2016 Audit

The Auditor

The professional services firm, Brabo & Carlsen, LLP, Certified Public Accountants (Auditor), have been engaged by the Association to audit the operating fund and replacement fund, including the balance sheets, together with the related statements of revenues, expenses, and changes in fund balance and cash flows for the year then ended December 31, 2016 (Financial Statements). This 2016 audit will be the third year that the Auditor has been engaged by the Association to perform an audit of the Financial Statements. We understand the Auditor conducts approximately 40 annual audits of HOA’s in the Coachella Valley.

Audit Objective

The objective of the audit being performed by the Auditor is to express an opinion on whether the Financial Statements are fairly presented, in all material respects, in conformity with U.S. generally accepted accounting principles. The Auditor is to conduct their audit in accordance with auditing standards generally accepted in the United States of America and will include tests of accounting records maintained by the three management companies hired by the Association, as well as other procedures that the Auditor considers necessary to enable them to express an opinion on the Financial Statements.

Audit Procedures

The procedures to be performed by the Auditor will include tests of documentary evidence supporting the transactions recorded in the general ledger accounts maintained by the three management companies and direct confirmation of certain assets and liabilities by written correspondence with selected owners, creditors and financial institutions. The procedures will not determine whether the funds designated for future major repairs and replacements are adequate to meet such future costs. Such determination is outside the scope of the audit engagement. The Auditor will also request written representations from attorneys engaged by the Association as well written representations from the President and Treasurer of the Board about the Financial Statements and related matters.
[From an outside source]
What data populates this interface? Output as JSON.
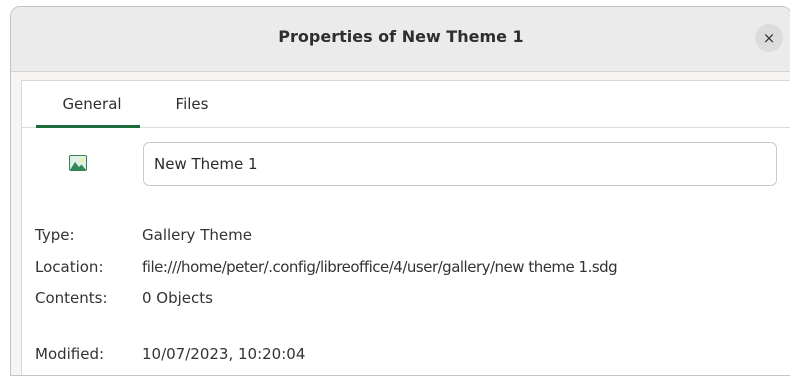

An audit includes examining, on a test basis, evidence supporting the amounts and disclosures in the Financial Statements. Therefore, the audit to be conducted will involve judgment about the number of transactions to be examined and the areas to be tested. An audit also includes evaluating the appropriateness of accounting policies used by the Association and the reasonableness of the significant accounting estimates made by the management companies that are responsible for the preparation of the accounting records and the unaudited Financial Statements. The Auditor will also evaluate the overall presentation of the Financial Statements.

The Auditor is required to plan and perform the audit to obtain reasonable assurance about whether the Financial Statements are free of material misstatement, whether from (1) errors, (2) fraudulent financial reporting, (3) misappropriation of assets, or (4) violations of laws or governmental regulations that are attributable to the Association or to acts by management or employees acting on behalf of the Association.
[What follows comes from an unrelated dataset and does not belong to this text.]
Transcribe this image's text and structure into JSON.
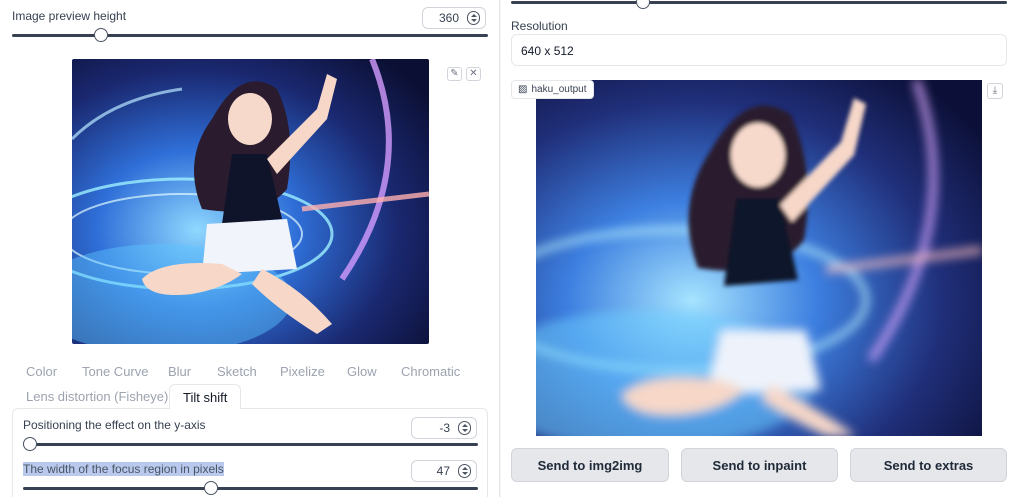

Because of the inherent limitations of an audit, combined with inherent limitations of internal control, and because the Auditor will not perform a detailed examination of all transactions, there is a risk that material misstatements may exist and not be detected by the Auditor, even though the audit was properly planned and performed in accordance U.S. generally accepted auditing standards. In addition, an audit is not designed to detect immaterial misstatements, or violations of laws or governmental regulations that do not have a direct and material effect on the Financial Statements. The Auditor will inform the Board of any matters that come to their attention.
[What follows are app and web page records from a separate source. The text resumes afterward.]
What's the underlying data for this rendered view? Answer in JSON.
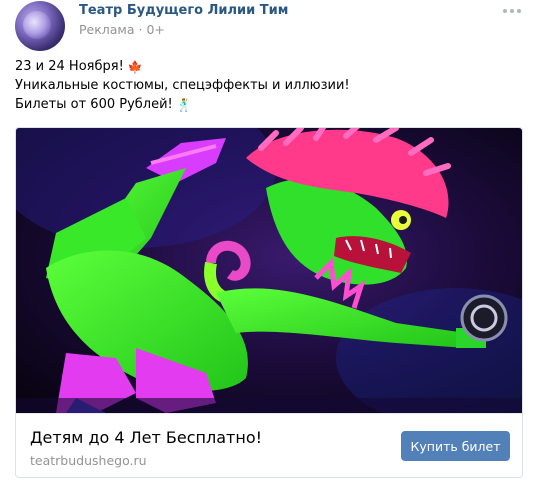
{
  "post": {
    "author": "Театр Будущего Лилии Тим",
    "meta": "Реклама · 0+",
    "lines": [
      "23 и 24 Ноября!",
      "Уникальные костюмы, спецэффекты и иллюзии!",
      "Билеты от 600 Рублей!"
    ],
    "line_emojis": [
      "🍁",
      "",
      "🕺"
    ]
  },
  "card": {
    "title": "Детям до 4 Лет Бесплатно!",
    "domain": "teatrbudushego.ru",
    "button_label": "Купить билет"
  },
  "icons": {
    "more": "more-horizontal-icon",
    "maple": "maple-leaf-icon",
    "dancer": "dancer-icon"
  },
  "colors": {
    "author_link": "#2a5885",
    "meta_gray": "#939393",
    "button_bg": "#5181b8"
  }
}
The Auditor, in conducting the audit, will obtain an understanding of the Association and its environment, including internal controls implemented by the Association as well as the three management companies hired by the Association in 2016. The Auditor will obtain an understanding sufficient to assess the risks of material misstatement of the Financial Statements and to design the nature, timing and extent of audit procedures to be completed. An audit is not designed to provide assurance on internal controls or to identify deficiencies in internal controls. However, during the audit, the Auditor will communicate with the Board and those charged with governance of internal controls, matters that are required to be communicated under professional standards.

The 2016 Audit

The Auditor has prepared and delivered their written request for reports, schedules and documents from the three management companies.

Tyler Ingle, the Controller for the Association, will have the lead to coordinate providing all items requested to the Auditor.

The audit is expected to commence in late February or early March.

A draft of the audited financial statements will be reviewed by the Controller, FAC and the Board prior to issuance.

The audited Financial Statements together with the report of the Auditor is expected to be issued by April 15, 2017.